_YOUR GOAL_.
Scan the entries and copy each line where the word "this" is present.

____ MATERIALS PROVIDED

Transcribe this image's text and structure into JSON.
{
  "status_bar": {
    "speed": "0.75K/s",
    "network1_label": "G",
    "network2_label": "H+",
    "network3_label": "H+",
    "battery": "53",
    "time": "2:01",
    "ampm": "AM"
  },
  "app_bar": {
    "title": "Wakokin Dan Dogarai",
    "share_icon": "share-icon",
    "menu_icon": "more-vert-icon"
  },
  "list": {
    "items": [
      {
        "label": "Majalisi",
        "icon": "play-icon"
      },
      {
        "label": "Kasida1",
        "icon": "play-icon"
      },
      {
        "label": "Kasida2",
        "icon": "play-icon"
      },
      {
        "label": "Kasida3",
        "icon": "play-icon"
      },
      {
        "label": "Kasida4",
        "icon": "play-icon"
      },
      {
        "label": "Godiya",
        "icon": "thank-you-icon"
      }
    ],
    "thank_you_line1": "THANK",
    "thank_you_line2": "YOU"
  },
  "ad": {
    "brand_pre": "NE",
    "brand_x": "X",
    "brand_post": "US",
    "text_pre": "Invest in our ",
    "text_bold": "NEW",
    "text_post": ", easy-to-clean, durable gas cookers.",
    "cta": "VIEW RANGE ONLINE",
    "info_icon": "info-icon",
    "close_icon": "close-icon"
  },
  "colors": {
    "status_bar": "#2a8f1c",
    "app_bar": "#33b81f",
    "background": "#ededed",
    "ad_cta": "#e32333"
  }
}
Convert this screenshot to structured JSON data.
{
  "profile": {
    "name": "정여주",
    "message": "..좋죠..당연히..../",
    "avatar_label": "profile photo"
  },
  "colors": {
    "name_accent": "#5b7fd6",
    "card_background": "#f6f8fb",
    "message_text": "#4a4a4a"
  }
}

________

_EXERCISE SOLUTION_.
Transcribe this image's text and structure into JSON.
Convert this screenshot to structured JSON data.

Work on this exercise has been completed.